**EXERCISE DESCRIPTION**
Every record here needs to be duplicated exactly.

**EXCERPTED RECORDS**

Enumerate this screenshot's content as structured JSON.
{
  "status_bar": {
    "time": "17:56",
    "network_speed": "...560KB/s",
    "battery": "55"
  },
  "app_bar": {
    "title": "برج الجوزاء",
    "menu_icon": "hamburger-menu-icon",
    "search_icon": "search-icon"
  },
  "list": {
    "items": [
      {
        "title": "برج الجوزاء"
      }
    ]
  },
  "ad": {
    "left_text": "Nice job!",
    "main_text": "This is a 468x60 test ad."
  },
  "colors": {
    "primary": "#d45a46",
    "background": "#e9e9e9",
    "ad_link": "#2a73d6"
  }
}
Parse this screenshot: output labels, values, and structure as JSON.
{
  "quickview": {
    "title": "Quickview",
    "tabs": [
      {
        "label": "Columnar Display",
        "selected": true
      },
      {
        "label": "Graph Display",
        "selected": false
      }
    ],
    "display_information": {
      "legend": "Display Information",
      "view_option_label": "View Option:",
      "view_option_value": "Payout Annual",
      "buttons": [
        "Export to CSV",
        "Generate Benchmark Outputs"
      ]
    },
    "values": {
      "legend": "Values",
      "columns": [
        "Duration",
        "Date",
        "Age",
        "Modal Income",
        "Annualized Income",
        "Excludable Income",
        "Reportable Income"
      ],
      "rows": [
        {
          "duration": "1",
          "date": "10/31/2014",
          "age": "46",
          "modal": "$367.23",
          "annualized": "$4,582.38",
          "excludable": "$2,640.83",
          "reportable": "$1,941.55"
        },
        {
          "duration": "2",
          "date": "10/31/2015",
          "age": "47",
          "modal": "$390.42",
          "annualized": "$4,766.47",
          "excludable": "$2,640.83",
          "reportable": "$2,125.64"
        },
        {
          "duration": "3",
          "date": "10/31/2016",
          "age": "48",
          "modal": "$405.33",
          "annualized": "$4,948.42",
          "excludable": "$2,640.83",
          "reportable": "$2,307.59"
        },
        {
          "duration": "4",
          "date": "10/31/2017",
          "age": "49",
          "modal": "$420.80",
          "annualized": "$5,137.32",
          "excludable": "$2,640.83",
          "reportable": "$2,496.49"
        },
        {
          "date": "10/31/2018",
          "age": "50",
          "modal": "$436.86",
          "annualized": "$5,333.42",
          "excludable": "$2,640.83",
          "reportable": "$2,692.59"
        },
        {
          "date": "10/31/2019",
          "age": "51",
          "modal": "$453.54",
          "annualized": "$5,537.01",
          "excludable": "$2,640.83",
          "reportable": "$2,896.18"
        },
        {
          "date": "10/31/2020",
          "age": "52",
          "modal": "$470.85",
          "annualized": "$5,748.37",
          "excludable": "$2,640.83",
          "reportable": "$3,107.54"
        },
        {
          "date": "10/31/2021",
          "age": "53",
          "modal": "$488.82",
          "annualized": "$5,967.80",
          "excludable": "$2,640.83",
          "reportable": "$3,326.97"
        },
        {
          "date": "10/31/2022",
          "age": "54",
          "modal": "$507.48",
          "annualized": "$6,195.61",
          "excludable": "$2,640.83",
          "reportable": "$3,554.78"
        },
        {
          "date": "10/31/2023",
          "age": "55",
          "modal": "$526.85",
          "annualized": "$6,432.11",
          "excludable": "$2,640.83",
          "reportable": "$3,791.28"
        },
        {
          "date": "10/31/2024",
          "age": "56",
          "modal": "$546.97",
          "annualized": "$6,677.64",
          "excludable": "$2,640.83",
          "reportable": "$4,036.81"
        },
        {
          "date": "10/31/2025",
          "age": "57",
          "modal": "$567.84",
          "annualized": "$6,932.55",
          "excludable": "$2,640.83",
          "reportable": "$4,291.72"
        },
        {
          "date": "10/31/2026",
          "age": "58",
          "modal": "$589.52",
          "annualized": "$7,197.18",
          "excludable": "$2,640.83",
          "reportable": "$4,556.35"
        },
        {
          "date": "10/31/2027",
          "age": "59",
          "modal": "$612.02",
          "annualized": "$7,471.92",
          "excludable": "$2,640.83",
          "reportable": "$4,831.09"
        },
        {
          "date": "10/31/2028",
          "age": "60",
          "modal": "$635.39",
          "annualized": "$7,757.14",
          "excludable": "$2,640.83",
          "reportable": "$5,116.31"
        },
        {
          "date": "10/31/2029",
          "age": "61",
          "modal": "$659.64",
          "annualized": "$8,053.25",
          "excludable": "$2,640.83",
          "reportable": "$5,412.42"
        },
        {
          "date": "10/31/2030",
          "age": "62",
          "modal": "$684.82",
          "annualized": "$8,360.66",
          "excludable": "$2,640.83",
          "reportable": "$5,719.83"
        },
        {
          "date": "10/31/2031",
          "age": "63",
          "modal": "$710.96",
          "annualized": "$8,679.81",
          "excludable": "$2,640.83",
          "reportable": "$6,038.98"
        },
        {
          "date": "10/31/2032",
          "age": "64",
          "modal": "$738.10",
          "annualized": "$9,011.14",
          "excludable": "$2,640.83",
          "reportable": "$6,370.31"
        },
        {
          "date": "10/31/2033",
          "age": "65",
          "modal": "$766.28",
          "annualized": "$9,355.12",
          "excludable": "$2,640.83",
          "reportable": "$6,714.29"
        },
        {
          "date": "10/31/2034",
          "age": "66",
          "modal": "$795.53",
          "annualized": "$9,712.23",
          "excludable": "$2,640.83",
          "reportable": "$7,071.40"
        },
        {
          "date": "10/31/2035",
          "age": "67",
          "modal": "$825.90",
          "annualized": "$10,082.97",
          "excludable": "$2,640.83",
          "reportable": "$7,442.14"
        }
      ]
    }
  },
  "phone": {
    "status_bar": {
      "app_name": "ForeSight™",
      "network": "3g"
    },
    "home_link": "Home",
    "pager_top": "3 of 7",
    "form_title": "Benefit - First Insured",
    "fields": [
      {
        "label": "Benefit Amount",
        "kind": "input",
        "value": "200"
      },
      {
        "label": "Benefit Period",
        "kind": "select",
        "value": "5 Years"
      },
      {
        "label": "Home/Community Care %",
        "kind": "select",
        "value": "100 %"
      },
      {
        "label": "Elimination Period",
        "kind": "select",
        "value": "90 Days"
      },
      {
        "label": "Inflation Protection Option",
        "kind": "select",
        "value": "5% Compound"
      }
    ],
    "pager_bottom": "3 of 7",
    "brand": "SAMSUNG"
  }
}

**ANSWER TO THIS PROBLEM**
Enumerate this screenshot's content as structured JSON.
{
  "status_bar": {
    "time": "17:56",
    "network_speed": "...560KB/s",
    "battery": "55"
  },
  "app_bar": {
    "title": "برج الجوزاء",
    "menu_icon": "hamburger-menu-icon",
    "search_icon": "search-icon"
  },
  "list": {
    "items": [
      {
        "title": "برج الجوزاء"
      }
    ]
  },
  "ad": {
    "left_text": "Nice job!",
    "main_text": "This is a 468x60 test ad."
  },
  "colors": {
    "primary": "#d45a46",
    "background": "#e9e9e9",
    "ad_link": "#2a73d6"
  }
}
Parse this screenshot: output labels, values, and structure as JSON.
{
  "quickview": {
    "title": "Quickview",
    "tabs": [
      {
        "label": "Columnar Display",
        "selected": true
      },
      {
        "label": "Graph Display",
        "selected": false
      }
    ],
    "display_information": {
      "legend": "Display Information",
      "view_option_label": "View Option:",
      "view_option_value": "Payout Annual",
      "buttons": [
        "Export to CSV",
        "Generate Benchmark Outputs"
      ]
    },
    "values": {
      "legend": "Values",
      "columns": [
        "Duration",
        "Date",
        "Age",
        "Modal Income",
        "Annualized Income",
        "Excludable Income",
        "Reportable Income"
      ],
      "rows": [
        {
          "duration": "1",
          "date": "10/31/2014",
          "age": "46",
          "modal": "$367.23",
          "annualized": "$4,582.38",
          "excludable": "$2,640.83",
          "reportable": "$1,941.55"
        },
        {
          "duration": "2",
          "date": "10/31/2015",
          "age": "47",
          "modal": "$390.42",
          "annualized": "$4,766.47",
          "excludable": "$2,640.83",
          "reportable": "$2,125.64"
        },
        {
          "duration": "3",
          "date": "10/31/2016",
          "age": "48",
          "modal": "$405.33",
          "annualized": "$4,948.42",
          "excludable": "$2,640.83",
          "reportable": "$2,307.59"
        },
        {
          "duration": "4",
          "date": "10/31/2017",
          "age": "49",
          "modal": "$420.80",
          "annualized": "$5,137.32",
          "excludable": "$2,640.83",
          "reportable": "$2,496.49"
        },
        {
          "date": "10/31/2018",
          "age": "50",
          "modal": "$436.86",
          "annualized": "$5,333.42",
          "excludable": "$2,640.83",
          "reportable": "$2,692.59"
        },
        {
          "date": "10/31/2019",
          "age": "51",
          "modal": "$453.54",
          "annualized": "$5,537.01",
          "excludable": "$2,640.83",
          "reportable": "$2,896.18"
        },
        {
          "date": "10/31/2020",
          "age": "52",
          "modal": "$470.85",
          "annualized": "$5,748.37",
          "excludable": "$2,640.83",
          "reportable": "$3,107.54"
        },
        {
          "date": "10/31/2021",
          "age": "53",
          "modal": "$488.82",
          "annualized": "$5,967.80",
          "excludable": "$2,640.83",
          "reportable": "$3,326.97"
        },
        {
          "date": "10/31/2022",
          "age": "54",
          "modal": "$507.48",
          "annualized": "$6,195.61",
          "excludable": "$2,640.83",
          "reportable": "$3,554.78"
        },
        {
          "date": "10/31/2023",
          "age": "55",
          "modal": "$526.85",
          "annualized": "$6,432.11",
          "excludable": "$2,640.83",
          "reportable": "$3,791.28"
        },
        {
          "date": "10/31/2024",
          "age": "56",
          "modal": "$546.97",
          "annualized": "$6,677.64",
          "excludable": "$2,640.83",
          "reportable": "$4,036.81"
        },
        {
          "date": "10/31/2025",
          "age": "57",
          "modal": "$567.84",
          "annualized": "$6,932.55",
          "excludable": "$2,640.83",
          "reportable": "$4,291.72"
        },
        {
          "date": "10/31/2026",
          "age": "58",
          "modal": "$589.52",
          "annualized": "$7,197.18",
          "excludable": "$2,640.83",
          "reportable": "$4,556.35"
        },
        {
          "date": "10/31/2027",
          "age": "59",
          "modal": "$612.02",
          "annualized": "$7,471.92",
          "excludable": "$2,640.83",
          "reportable": "$4,831.09"
        },
        {
          "date": "10/31/2028",
          "age": "60",
          "modal": "$635.39",
          "annualized": "$7,757.14",
          "excludable": "$2,640.83",
          "reportable": "$5,116.31"
        },
        {
          "date": "10/31/2029",
          "age": "61",
          "modal": "$659.64",
          "annualized": "$8,053.25",
          "excludable": "$2,640.83",
          "reportable": "$5,412.42"
        },
        {
          "date": "10/31/2030",
          "age": "62",
          "modal": "$684.82",
          "annualized": "$8,360.66",
          "excludable": "$2,640.83",
          "reportable": "$5,719.83"
        },
        {
          "date": "10/31/2031",
          "age": "63",
          "modal": "$710.96",
          "annualized": "$8,679.81",
          "excludable": "$2,640.83",
          "reportable": "$6,038.98"
        },
        {
          "date": "10/31/2032",
          "age": "64",
          "modal": "$738.10",
          "annualized": "$9,011.14",
          "excludable": "$2,640.83",
          "reportable": "$6,370.31"
        },
        {
          "date": "10/31/2033",
          "age": "65",
          "modal": "$766.28",
          "annualized": "$9,355.12",
          "excludable": "$2,640.83",
          "reportable": "$6,714.29"
        },
        {
          "date": "10/31/2034",
          "age": "66",
          "modal": "$795.53",
          "annualized": "$9,712.23",
          "excludable": "$2,640.83",
          "reportable": "$7,071.40"
        },
        {
          "date": "10/31/2035",
          "age": "67",
          "modal": "$825.90",
          "annualized": "$10,082.97",
          "excludable": "$2,640.83",
          "reportable": "$7,442.14"
        }
      ]
    }
  },
  "phone": {
    "status_bar": {
      "app_name": "ForeSight™",
      "network": "3g"
    },
    "home_link": "Home",
    "pager_top": "3 of 7",
    "form_title": "Benefit - First Insured",
    "fields": [
      {
        "label": "Benefit Amount",
        "kind": "input",
        "value": "200"
      },
      {
        "label": "Benefit Period",
        "kind": "select",
        "value": "5 Years"
      },
      {
        "label": "Home/Community Care %",
        "kind": "select",
        "value": "100 %"
      },
      {
        "label": "Elimination Period",
        "kind": "select",
        "value": "90 Days"
      },
      {
        "label": "Inflation Protection Option",
        "kind": "select",
        "value": "5% Compound"
      }
    ],
    "pager_bottom": "3 of 7",
    "brand": "SAMSUNG"
  }
}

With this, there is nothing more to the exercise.